HMRC have today confirmed what had previously been trailed, namely that draft legislation will apply where a company incorporated in the UK or another EEA state moves its place of residence from the UK to another EEA state and carries on business there. The company will be able to enter into one of the following two exit charge payment plans:
- A straightforward “instalment method”, with payment of the tax in six annual instalments. This is administratively the more straightforward as it will simply involve the tax being calculated for all the assets (as at the date of migration) and that tax then being paid in six instalments; or
- A “realisation method”, under which the company pays the tax on the eventual realisation of the relevant asset, with a backstop date of 10 years after migration; in the case of intangible assets, loan relationships and derivatives, the tax is paid over the useful economic life of the asset in question. This will be administratively more involved as each asset will need to be tracked, potentially over the 10 year period.
In both cases interest will be payable on the deferred tax (and so the cashflow cost will actually not be avoided).
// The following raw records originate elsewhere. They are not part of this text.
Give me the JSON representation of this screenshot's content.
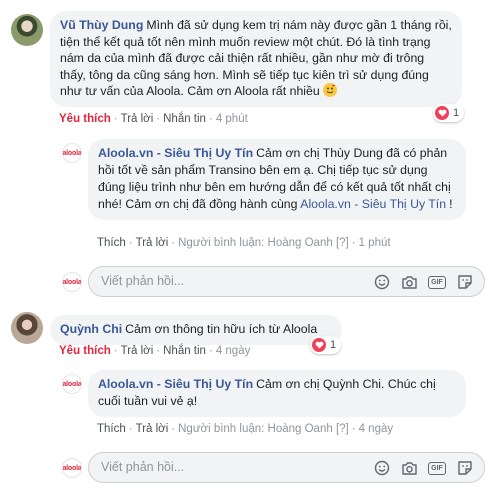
{
  "comment1": {
    "author": "Vũ Thùy Dung",
    "text": "Mình đã sử dụng kem trị nám này được gần 1 tháng rồi, tiện thể kết quả tốt nên mình muốn review một chút. Đó là tình trạng nám da của mình đã được cải thiện rất nhiều, gần như mờ đi trông thấy, tông da cũng sáng hơn. Mình sẽ tiếp tục kiên trì sử dụng đúng như tư vấn của Aloola. Cảm ơn Aloola rất nhiều",
    "like": "Yêu thích",
    "reply": "Trả lời",
    "message": "Nhắn tin",
    "time": "4 phút",
    "reactions": "1",
    "reply_item": {
      "author": "Aloola.vn - Siêu Thị Uy Tín",
      "text": "Cảm ơn chị Thùy Dung đã có phản hồi tốt về sản phẩm Transino bên em ạ. Chị tiếp tục sử dụng đúng liệu trình như bên em hướng dẫn để có kết quả tốt nhất chị nhé! Cảm ơn chị đã đồng hành cùng",
      "mention": "Aloola.vn - Siêu Thị Uy Tín",
      "end": "!",
      "like": "Thích",
      "reply": "Trả lời",
      "commenter": "Người bình luận: Hoàng Oanh",
      "flag": "[?]",
      "time": "1 phút"
    }
  },
  "comment2": {
    "author": "Quỳnh Chi",
    "text": "Cảm ơn thông tin hữu ích từ Aloola",
    "like": "Yêu thích",
    "reply": "Trả lời",
    "message": "Nhắn tin",
    "time": "4 ngày",
    "reactions": "1",
    "reply_item": {
      "author": "Aloola.vn - Siêu Thị Uy Tín",
      "text": "Cảm ơn chị Quỳnh Chi. Chúc chị cuối tuần vui vẻ ạ!",
      "like": "Thích",
      "reply": "Trả lời",
      "commenter": "Người bình luận: Hoàng Oanh",
      "flag": "[?]",
      "time": "4 ngày"
    }
  },
  "brand_avatar_text": "aloola",
  "reply_placeholder": "Viết phản hồi...",
  "icons": [
    "emoji-icon",
    "camera-icon",
    "gif-icon",
    "sticker-icon",
    "heart-reaction-icon"
  ],
  "colors": {
    "name": "#385898",
    "liked": "#e0263b",
    "bubble": "#f2f3f5",
    "heart": "#f33e58"
  }
}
The changes will come into effect on Royal Assent to the Finance Bill 2013 but retrospectively to the publication of the draft legislation on 11th December 2012